While many people use the beginning of a new year as an opportunity to start new hobbies, if you’ve looking to learn how to ride a motorbike or moped in 2013, you need to be aware of forthcoming changes for practical tests. I know it sounds obvious, but if you don’t familiarize yourself with the new regulations, there’s a chance you might not be allowed to take your exam and won’t be legally allowed to take to the roads.

Perhaps the most important thing you ought to be conscious of is when the changes come into effect. This date is January 19th 2013 (which is a Saturday), so if you’ve got aspirations of taking to the road on two wheels in time for the spring and are yet to arrange your practical test, you’ll need to be conscious of the following changes detailed below.

MotorcycleMotorcycles

If you’re looking to ride a motorbike but yet to actually buy one, I can’t stress enough how important it is to ensure that you get a vehicle that is deemed acceptable for use in a practical test.

With a number of bikes set to be placed in a different category (which will affect the type of licence you require) and several that will no longer be recognized, it’s important that, whether you’re thinking of purchasing a Yamaha motorcycle or another brand, that you get a permitted model.

Among the vehicles that will not be acceptable for use in a test are the Honda Integra, Kawasaki VN900 and Vespa GTV 300, so it’s worth seeking advice from an expert dealer or the Department for Transport (DfT) in advance to make certain the bike you buy is authorized. Attempting to take your test on a bike that doesn’t meet the new standards will not only see your examination cancelled, but you might also not be refunded the fee that you have paid.

Should you wish to be licensed for a category A2 motorcycle, you will need a vehicle that has at least a minimum 395 cc engine and a power output of somewhere between 25 and 35 kW. Those wanting to ride a category A bike, meanwhile, will now need to be at least 24 years of age before they can take their test. Models that fall under this specification are now classed as having a minimum power output of 40 kW and an engine that is 595 cc or above.

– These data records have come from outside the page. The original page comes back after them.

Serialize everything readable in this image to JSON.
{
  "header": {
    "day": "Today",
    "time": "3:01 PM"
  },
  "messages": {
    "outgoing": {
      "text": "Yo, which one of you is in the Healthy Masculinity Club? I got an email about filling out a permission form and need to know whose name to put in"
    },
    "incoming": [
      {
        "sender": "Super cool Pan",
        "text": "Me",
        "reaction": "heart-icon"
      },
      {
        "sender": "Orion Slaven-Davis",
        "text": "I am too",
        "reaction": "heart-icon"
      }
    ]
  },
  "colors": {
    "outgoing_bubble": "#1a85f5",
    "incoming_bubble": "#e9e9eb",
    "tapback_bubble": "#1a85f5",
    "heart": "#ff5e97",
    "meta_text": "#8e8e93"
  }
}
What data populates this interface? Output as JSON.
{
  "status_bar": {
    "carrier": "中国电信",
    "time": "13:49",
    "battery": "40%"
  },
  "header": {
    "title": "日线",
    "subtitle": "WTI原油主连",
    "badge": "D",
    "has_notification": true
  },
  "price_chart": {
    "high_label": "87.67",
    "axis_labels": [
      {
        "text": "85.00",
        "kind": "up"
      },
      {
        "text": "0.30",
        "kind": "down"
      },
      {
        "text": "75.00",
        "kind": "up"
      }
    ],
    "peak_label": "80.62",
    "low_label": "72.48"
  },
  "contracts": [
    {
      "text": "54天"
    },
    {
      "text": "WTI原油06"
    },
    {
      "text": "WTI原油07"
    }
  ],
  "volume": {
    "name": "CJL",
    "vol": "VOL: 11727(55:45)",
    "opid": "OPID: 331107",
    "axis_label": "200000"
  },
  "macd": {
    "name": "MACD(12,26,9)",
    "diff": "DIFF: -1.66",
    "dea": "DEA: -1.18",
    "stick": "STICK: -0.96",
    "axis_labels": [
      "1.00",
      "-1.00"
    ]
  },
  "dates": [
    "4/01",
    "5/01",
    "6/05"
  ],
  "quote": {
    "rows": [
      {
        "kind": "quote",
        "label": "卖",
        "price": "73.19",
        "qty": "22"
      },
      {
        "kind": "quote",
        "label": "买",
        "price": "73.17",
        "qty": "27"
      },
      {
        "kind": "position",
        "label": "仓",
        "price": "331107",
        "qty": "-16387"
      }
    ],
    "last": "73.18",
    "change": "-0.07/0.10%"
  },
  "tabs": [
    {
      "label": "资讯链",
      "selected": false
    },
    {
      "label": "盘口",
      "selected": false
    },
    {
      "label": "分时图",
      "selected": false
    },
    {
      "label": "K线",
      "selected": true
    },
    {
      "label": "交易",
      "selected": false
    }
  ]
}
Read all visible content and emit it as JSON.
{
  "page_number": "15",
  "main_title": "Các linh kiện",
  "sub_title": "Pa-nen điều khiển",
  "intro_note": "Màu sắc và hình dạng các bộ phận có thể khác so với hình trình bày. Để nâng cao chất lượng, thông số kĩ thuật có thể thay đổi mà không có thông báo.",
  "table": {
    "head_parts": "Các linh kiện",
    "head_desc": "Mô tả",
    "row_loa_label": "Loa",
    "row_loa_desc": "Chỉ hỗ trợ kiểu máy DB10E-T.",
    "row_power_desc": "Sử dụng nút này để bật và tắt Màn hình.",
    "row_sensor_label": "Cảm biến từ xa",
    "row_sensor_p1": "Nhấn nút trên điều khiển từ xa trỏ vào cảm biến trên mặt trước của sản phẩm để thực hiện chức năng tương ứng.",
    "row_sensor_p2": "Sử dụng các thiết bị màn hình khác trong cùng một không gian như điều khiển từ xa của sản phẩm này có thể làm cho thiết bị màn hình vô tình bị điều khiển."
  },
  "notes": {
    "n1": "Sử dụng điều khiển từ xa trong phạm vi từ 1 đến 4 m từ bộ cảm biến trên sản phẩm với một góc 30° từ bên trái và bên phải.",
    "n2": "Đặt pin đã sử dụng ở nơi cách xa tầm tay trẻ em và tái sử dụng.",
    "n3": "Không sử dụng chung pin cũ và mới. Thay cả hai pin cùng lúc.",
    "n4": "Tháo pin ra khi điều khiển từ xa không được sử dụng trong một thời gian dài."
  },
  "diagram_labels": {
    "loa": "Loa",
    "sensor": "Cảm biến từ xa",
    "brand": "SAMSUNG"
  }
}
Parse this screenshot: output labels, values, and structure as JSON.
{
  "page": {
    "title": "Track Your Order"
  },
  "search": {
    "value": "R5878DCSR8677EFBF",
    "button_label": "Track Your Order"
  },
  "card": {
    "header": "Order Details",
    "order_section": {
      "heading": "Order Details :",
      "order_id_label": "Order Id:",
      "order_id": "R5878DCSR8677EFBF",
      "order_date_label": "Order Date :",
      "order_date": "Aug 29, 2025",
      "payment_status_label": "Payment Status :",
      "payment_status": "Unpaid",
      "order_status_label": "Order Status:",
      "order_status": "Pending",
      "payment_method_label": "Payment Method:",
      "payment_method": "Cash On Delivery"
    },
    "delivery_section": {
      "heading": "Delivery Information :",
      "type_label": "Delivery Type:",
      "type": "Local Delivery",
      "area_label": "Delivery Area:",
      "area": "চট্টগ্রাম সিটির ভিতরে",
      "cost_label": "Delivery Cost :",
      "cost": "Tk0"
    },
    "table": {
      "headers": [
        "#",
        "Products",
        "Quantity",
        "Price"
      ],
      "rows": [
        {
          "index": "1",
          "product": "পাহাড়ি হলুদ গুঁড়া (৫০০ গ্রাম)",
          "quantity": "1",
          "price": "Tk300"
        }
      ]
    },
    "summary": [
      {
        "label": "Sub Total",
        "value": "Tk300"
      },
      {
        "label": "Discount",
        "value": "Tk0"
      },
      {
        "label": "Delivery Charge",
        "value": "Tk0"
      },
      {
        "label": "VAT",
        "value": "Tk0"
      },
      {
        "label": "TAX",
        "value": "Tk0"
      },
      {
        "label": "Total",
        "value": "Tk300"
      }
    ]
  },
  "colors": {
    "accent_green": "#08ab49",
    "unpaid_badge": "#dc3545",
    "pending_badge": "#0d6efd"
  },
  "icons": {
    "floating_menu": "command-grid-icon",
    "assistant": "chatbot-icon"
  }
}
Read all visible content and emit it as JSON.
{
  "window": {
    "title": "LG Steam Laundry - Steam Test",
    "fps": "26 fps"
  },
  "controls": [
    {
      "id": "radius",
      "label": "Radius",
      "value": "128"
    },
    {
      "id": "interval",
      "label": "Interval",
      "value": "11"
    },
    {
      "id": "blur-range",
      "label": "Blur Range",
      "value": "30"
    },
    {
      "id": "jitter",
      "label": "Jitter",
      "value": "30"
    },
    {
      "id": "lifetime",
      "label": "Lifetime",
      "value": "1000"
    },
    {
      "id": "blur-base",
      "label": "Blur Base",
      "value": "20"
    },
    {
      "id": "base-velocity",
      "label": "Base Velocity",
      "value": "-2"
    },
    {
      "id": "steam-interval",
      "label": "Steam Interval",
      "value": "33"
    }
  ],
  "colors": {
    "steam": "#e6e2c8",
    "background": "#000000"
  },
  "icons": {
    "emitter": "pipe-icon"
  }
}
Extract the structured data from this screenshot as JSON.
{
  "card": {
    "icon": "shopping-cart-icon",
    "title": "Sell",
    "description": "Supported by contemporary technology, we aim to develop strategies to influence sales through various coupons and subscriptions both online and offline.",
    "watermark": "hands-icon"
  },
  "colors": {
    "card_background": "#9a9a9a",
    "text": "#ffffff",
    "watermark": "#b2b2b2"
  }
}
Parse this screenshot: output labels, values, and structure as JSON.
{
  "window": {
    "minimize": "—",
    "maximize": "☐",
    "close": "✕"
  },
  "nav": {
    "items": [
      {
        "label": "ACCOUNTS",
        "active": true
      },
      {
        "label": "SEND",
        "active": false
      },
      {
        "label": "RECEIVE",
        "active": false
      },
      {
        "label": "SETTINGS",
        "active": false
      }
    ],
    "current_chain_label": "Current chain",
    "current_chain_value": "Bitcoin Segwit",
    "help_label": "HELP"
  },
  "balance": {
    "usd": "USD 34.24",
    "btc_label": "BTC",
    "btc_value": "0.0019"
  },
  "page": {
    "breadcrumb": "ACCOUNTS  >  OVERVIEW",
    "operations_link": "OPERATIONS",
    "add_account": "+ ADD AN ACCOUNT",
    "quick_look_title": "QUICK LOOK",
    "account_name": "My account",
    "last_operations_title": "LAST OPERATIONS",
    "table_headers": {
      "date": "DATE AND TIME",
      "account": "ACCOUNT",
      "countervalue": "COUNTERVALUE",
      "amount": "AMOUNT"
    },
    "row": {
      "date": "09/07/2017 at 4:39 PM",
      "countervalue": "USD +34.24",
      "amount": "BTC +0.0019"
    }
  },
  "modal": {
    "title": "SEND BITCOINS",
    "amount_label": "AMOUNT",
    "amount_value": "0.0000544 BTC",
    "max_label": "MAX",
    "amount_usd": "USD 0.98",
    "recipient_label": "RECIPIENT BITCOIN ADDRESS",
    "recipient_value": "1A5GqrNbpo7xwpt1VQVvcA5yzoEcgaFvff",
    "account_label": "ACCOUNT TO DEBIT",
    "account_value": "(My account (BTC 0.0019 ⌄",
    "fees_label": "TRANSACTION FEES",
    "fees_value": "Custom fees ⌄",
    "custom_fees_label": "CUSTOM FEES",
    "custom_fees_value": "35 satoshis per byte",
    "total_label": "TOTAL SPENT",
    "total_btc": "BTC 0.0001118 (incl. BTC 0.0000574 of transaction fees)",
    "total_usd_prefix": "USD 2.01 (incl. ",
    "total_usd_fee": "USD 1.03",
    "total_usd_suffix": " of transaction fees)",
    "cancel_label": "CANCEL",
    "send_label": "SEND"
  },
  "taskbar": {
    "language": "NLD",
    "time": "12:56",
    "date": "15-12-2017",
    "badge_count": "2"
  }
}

Regardless of what kind of motorbike you want to use for your test, the vehicle must also meet the following criteria:

• Have a speedometer that measures speed in mph
• Display L plates (although both L and D plates can be used in Wales) on both the front and rear of the vehicle
• Be insured, taxed and roadworthy
• Have no engine warning lights showing

 

MopedMopeds

While the majority of the new rules that are set to come into effect will directly impact motorcyclists, would-be moped riders should also make sure they keep abreast of the changes.

Not only must you ensure that L plates are clearly displayed on both the front and back of your vehicle, but the moped must be properly taxed, insured and be roadworthy. It’s also worth remembering that the vehicle’s maximum speed must not be above 28 mph.

As you can see, there are lots of things that will need to be done prior to the start of your practical test, but if there is anything you’re unclear about it’s worth contacting the DfT as soon as possible for clarification.

If you’re thinking about taking your motorbike test, please share your thoughts by leaving a comment below.